* Records supplied
- - -

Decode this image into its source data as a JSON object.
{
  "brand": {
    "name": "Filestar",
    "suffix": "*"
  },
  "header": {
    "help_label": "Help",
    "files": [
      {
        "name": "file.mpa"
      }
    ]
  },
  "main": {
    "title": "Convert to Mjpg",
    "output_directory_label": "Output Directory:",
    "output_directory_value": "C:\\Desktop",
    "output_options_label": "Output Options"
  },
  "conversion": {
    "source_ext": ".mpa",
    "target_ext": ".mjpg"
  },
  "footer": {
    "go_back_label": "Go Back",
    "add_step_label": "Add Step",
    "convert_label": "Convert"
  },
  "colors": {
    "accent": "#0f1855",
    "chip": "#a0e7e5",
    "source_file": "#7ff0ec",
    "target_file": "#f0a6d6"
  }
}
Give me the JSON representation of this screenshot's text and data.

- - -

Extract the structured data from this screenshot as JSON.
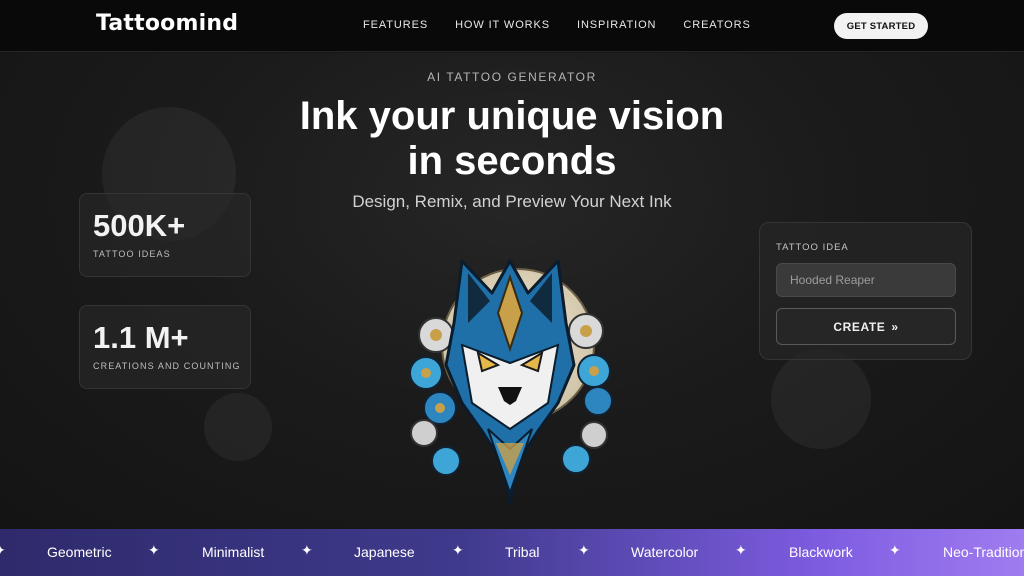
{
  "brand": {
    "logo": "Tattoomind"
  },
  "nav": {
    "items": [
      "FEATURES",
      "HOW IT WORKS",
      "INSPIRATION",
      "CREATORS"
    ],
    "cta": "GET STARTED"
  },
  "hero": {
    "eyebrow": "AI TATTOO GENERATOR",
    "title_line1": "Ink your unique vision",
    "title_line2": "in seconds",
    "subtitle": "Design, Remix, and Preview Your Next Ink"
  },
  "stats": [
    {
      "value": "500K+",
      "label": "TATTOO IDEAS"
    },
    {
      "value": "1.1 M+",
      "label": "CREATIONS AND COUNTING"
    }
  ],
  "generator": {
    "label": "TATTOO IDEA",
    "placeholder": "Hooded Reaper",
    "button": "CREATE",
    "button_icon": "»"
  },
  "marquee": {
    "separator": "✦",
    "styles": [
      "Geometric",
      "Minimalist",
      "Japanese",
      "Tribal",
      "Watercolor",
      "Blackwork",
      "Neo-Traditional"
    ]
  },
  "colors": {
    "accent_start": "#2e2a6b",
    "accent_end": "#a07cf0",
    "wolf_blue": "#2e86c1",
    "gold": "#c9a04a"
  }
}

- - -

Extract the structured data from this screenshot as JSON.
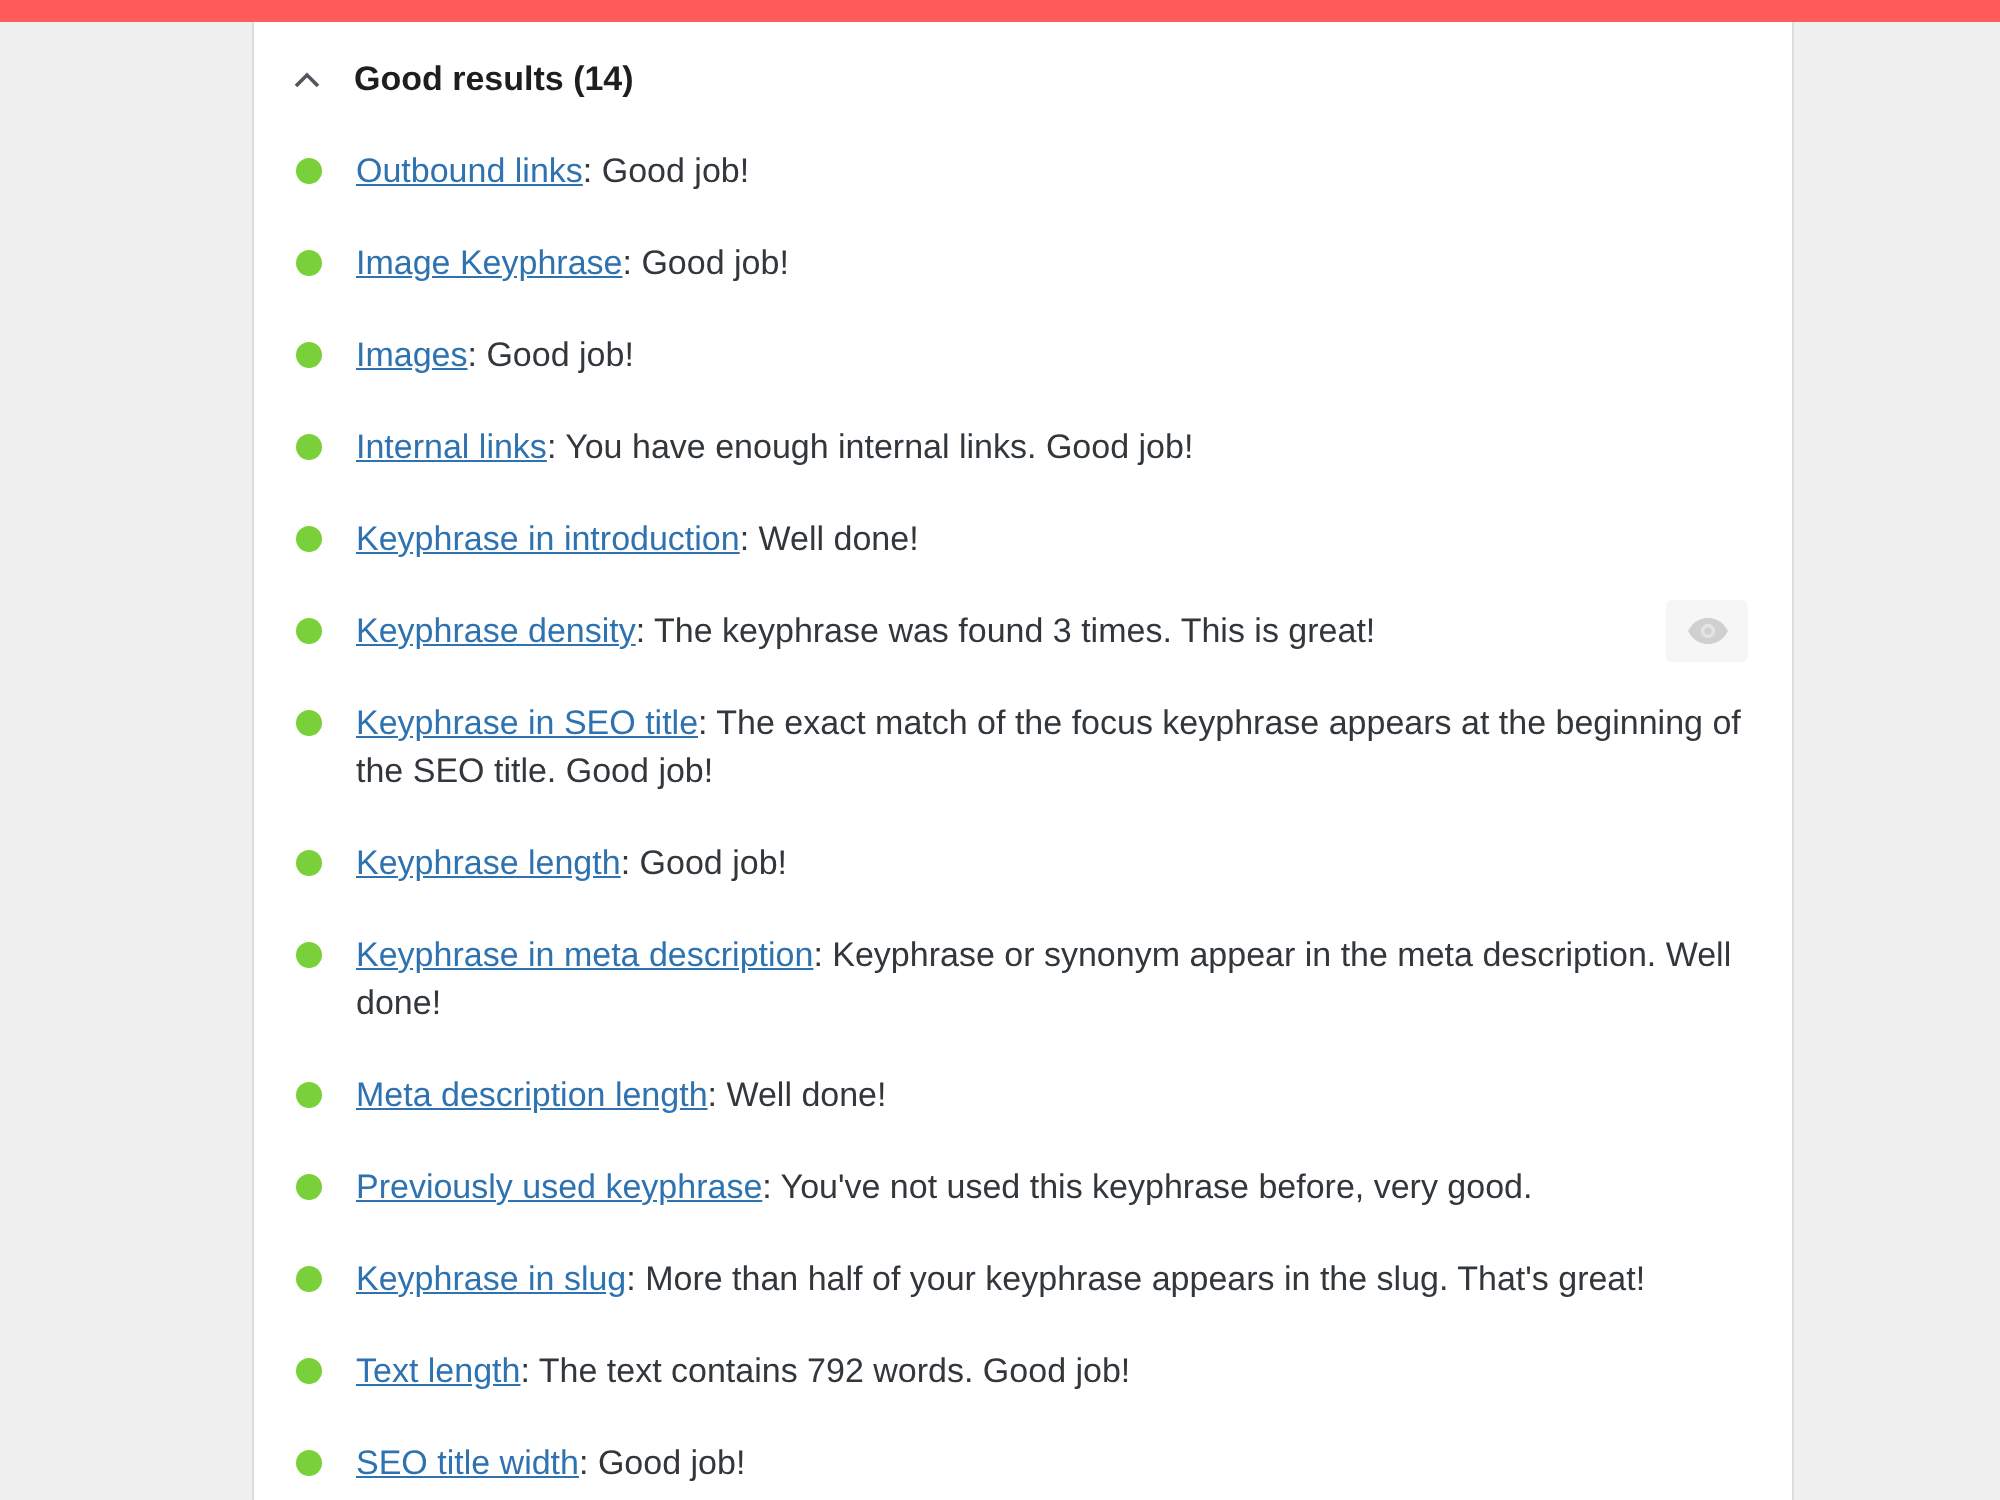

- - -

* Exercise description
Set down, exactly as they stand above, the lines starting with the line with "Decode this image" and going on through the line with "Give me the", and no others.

* Response area
Decode this image into its source data as a JSON object.
{
  "brand": {
    "name": "Filestar",
    "suffix": "*"
  },
  "header": {
    "help_label": "Help",
    "files": [
      {
        "name": "file.mpa"
      }
    ]
  },
  "main": {
    "title": "Convert to Mjpg",
    "output_directory_label": "Output Directory:",
    "output_directory_value": "C:\\Desktop",
    "output_options_label": "Output Options"
  },
  "conversion": {
    "source_ext": ".mpa",
    "target_ext": ".mjpg"
  },
  "footer": {
    "go_back_label": "Go Back",
    "add_step_label": "Add Step",
    "convert_label": "Convert"
  },
  "colors": {
    "accent": "#0f1855",
    "chip": "#a0e7e5",
    "source_file": "#7ff0ec",
    "target_file": "#f0a6d6"
  }
}
Give me the JSON representation of this screenshot's text and data.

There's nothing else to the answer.